By Jim Schutze
By Rachel Watts
By Lauren Drewes Daniels
By Anna Merlan
By Lee Escobedo
"It is, in essence, the cornerstone of the tribe's relationship with the Americans. Whoever lays eyes on this medal recognizes the Kickapoo have been given their place in this country by George Washington, and whatever their needs, they will be met," says Makateonenodua. "It's a commitment, government to government. The whole tribe knows about the medal and respects it."
But in the centuries after its issue, the medallion has held little currency, and until a brutal drought hit northern Mexico in the late 1940s, forcing the Kickapoo to come north again, the tribe avoided modern American culture. Their midcentury reappearance in Eagle Pass triggered a series of articles about the long-lost "Stone Age Indian tribe." To survive, the Kickapoo began following the migrant circuit each summer and returning to Mexico each fall.
Their long isolation there had both protected them and left them vulnerable, says Eric Fredlund, an Austin anthropologist who worked with the Kickapoo during the 1990s.
"Their tribal integrity was preserved. They were not on American reservations or in Indian schools. They did not suffer the benevolence of the U.S. government. They had kept to themselves until they fell on very hard times," he says. "They had disappeared into Mexico for 100 years, and when they came back across the border, they were in the same place other tribes would have been in 1850. They were in a very large sense unprepared for life in the United States in the latter part of the 20th century."
The Kickapoo were especially susceptible to alcohol and inhalant abuse. And during their seasonal stopovers in Eagle Pass, they lived in wretched conditions underneath the international bridge. Their floodplain settlement was seen as a municipal eyesore and a public health nuisance. Ultimately, their plight drew the attention of lawyers from the Native American Rights Fund who helped them obtain tribal status in 1983.

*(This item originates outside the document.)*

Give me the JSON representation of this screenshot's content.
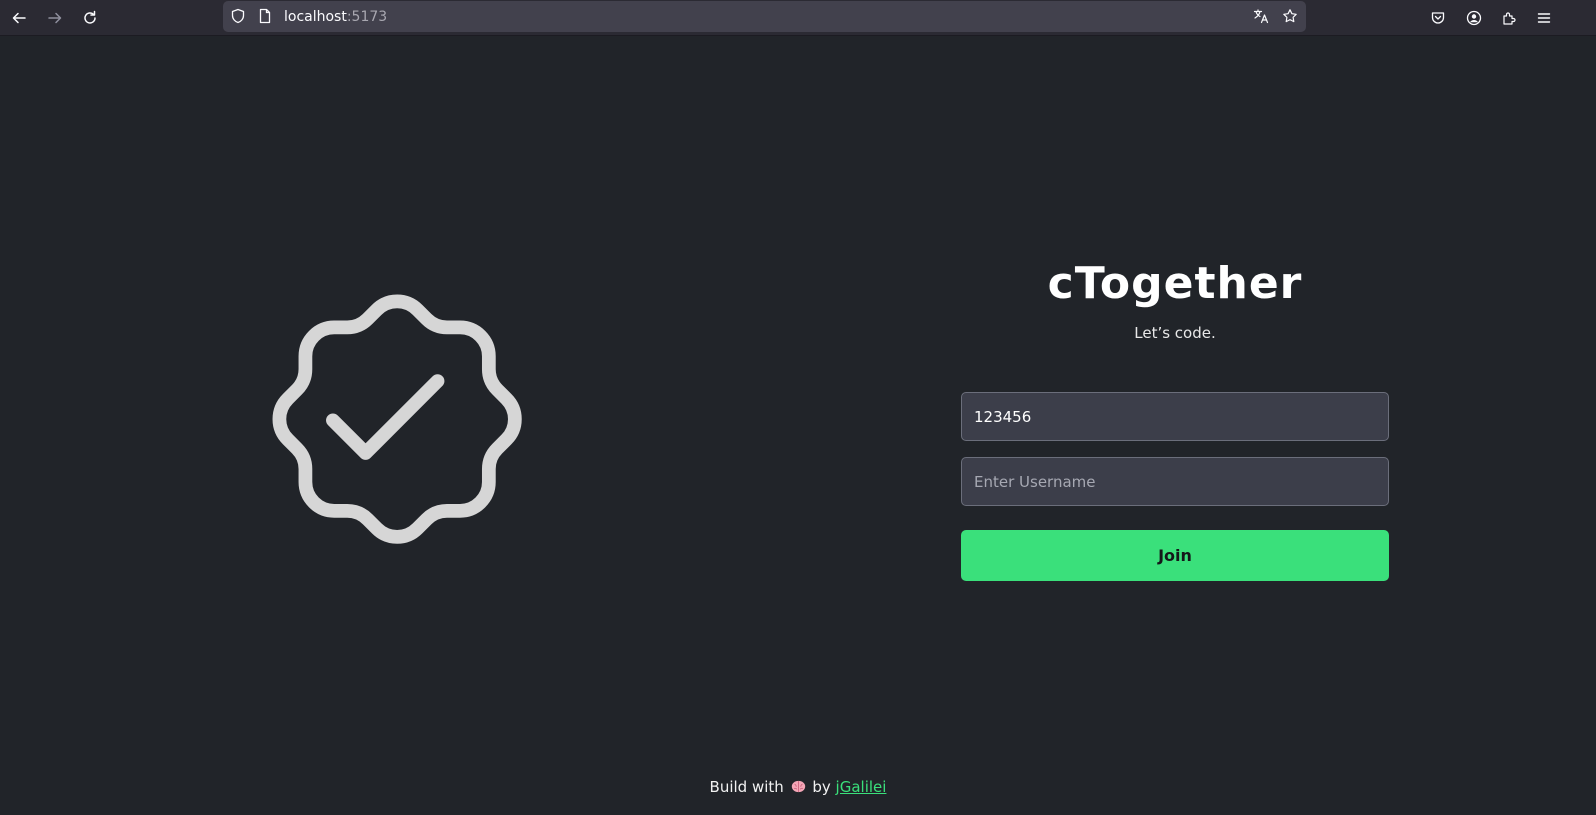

They also received help from church groups in raising money to buy land. Among their closest allies was Presbyterian minister Jim McLeod, who worked with the tribe from 1980 to 1988. McLeod says nothing he heard then from the Kickapoo indicated they would be planning a huge gambling complex to be run by outsiders a little more than a decade later.
"Back then they told me the biggest problem in their history had been white people and outsiders in general, and they were very opposed to gambling," he says.
In 1986, the Kickapoo purchased their reservation site seven miles down river from Eagle Pass. A decade later, they opened their casino.
"They were a minority within a minority, living in the harshest of conditions. The general opinion was they were paint-sniffers, drunks and lazy," recalls Julio Frausto, tribal administrator from 1990 to 1995. "My greatest thing was I wanted to break them of the migratory cycle. If you do, kids stay in school. You get them educated. I was a migrant myself, but my parents never took me out of school."
It was the white man's vice, gambling, that broke the migrant cycle. Within a few years of the casino's 1996 opening, few if any Kickapoo went north to work the crops. Most had also moved into permanent housing on the reservation.
"I saw my people below the bridge. The dirt from the bridge would fall on my plate as I ate. I lived in those cardboard huts without land and suffered a lot," recalls Makateonenodua, the tribal chairman. "The big change came when the casino opened. We didn't have to go anymore to Wyoming, Montana and Colorado to work the crops. Now we all work. We can go to school. It's much better."
But the change has not come without a price.
The first casualty of the Kickapoo's new way of life was tribal harmony. Some Kickapoo also miss the unhurried pace of a life that is impossible in a 9 to 5 world. Others fear increased exposure to modern ways will erode Kickapoo religion and culture.
"Obviously it's affecting our culture and the way we look at things now," says one Kickapoo who asked not to be named. "We were isolated when we lived under the bridge. We didn't have much outside contact. Now days, everyone is pretty much mainstream, you might say, and we're doing a lot of things we didn't used to do."
The downside of regular jobs is loss of mobility and freedom, he says. "The majority of the people are working now. It's like keeping up with the Joneses. 'Hey, you've got a new car. We want a new car,' and in order to do that, you have to finance it, and in order to do that, you have to keep working. In the short run, I don't think it's affecting us that much, but in the long run it will. Traditionally, I think it's a bad thing. The majority of the children are now speaking English first instead of Kickapoo, which is the way I grew up."
The critical spark that split the tribe came in late 1996, when three of the five tribal council members voted to fire Isidro Garza as the tribe's gambling representative.
"He excluded us from meetings with government officials and the tribe's gaming partner; he made empty promises that were never fulfilled; he defaulted on other contracts that he made with the tribe or with the tribe's gaming enterprise; and he billed the tribe for unreasonable expenses," read a sworn affidavit from one of the three council members, Jose Hernandez Sr., who died this spring.